In theory this 3.6GW could be coming reliably from solar PV, or at least a large part of it. Queensland is using gas to produce around 2GW on a sunny day, yet has some of the world’s best solar resources and ready grid access. Likewise, NSW, while burning 1GW worth of gas, could closely match this with again readily connectable solar.
One of the major disadvantages of solar and wind, is intermittency. Conversely, one of the major benefits of gas is its ability to respond very quickly to demand, making gas-fired plants very efficient and profitable standby sources and a very neat fit for renewables. So why is this resource being squandered when renewables fit the bill and could help us reach our climate targets?
Below are 2015 cost comparisons from the Australian Power Generation Technology Report
The straight forward graph above shows the relatively cheap cost of gas fired electricity, at a zero cost for carbon emissions it romps in under the cost of solar by sixty dollars a megawatt hour, but this does not take into account the value of the great leveler in the form of Large Scale Renewable Energy Certificates. By applying the cross-subsidy of gas and solar, the gas that will be burnt in the future is effectively taxed, which should satisfy climate champions given that the world has still a long way to go before it weans itself of carbon.
The big issue, and one all Queenslanders should be very wary of is that at the moment 25% of our electricity is coming from gas, and generators such as Origin (630MW), Jemena (500MW), Arrow (450MW), may decide sell off their contracted gas supplies to the exporters. This leaves their generators only to capture the peaks, or the cream of the pricing cycle, electricity prices are then likely to skyrocket as the markets are manipulated by incumbent generators when they decide not to schedule their plant for next summer, driving up prices for what otherwise be a well. Marginally oversupplied market. The situation may occur where one or more of the generators decide to revert only to peaking duties and sell their excess gas, meanwhile those same incumbents who may own coal fired stations ramp those up on a higher baseline rate.
The problem is that these generators own the game, and come next summer when gas prices are likely to come under pressure, and without a means of displacing or generating baseload power during the day by a means other than coal and gas, we are at the mercy of these players. It should be blatantly obvious that there is space for two gigawatts of additional utility solar in Queensland right now, and at least one gigawatt in NSW.
Without any projects proposed anywhere near this capacity, next summer is going to be the start of a new gouge for electricity consumers.
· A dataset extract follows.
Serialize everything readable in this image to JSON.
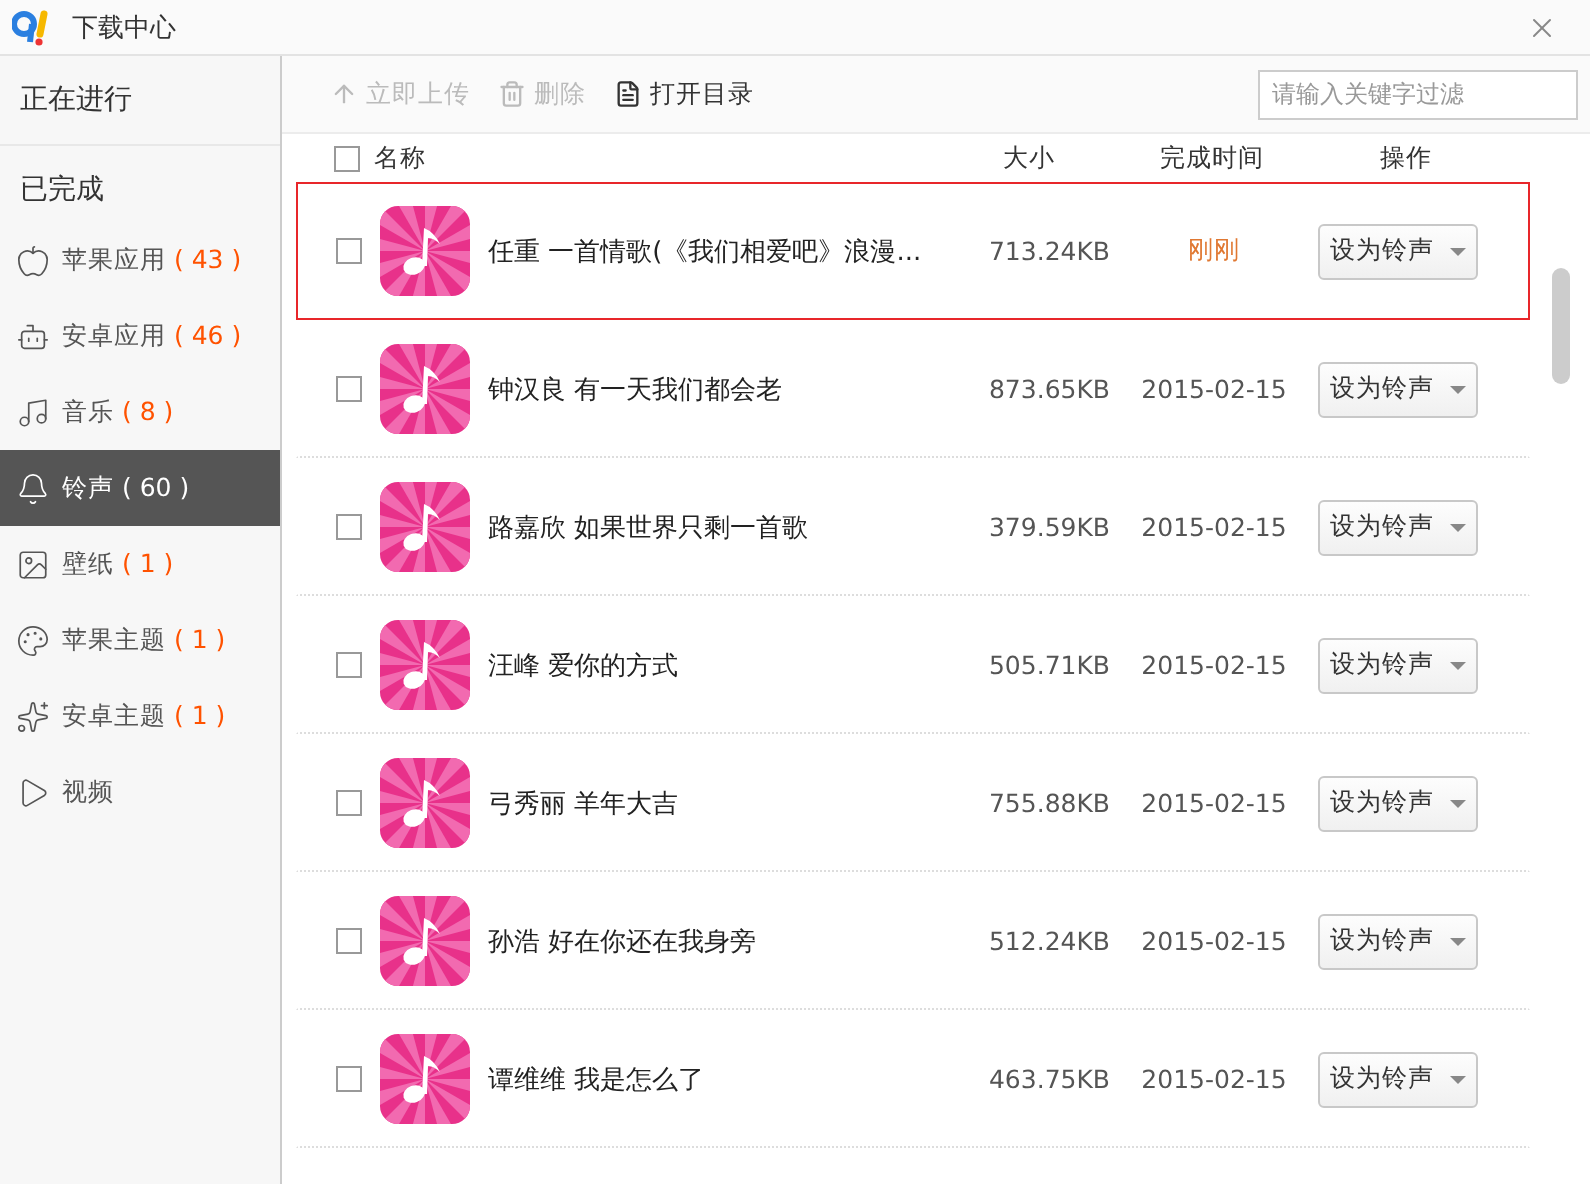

Even this week we are seeing prices reach $12000.00 per megawatt hour on spot markets when these would normally be kept under control from gas peaking plants, but if they are already running flat strap supplying base load it’s only natural we will continue to see these spikes more and more until they bring up the bottom of the average power cost, and this is likely to be significant. The addition of large scale solar will deter these gas fired generators from distorting the market and settings us all up for higher base load prices.
Second – Politics
At the end of the day, the owners of these gas plants will see their costs driven up by the export boom, yet they must be making enough these days to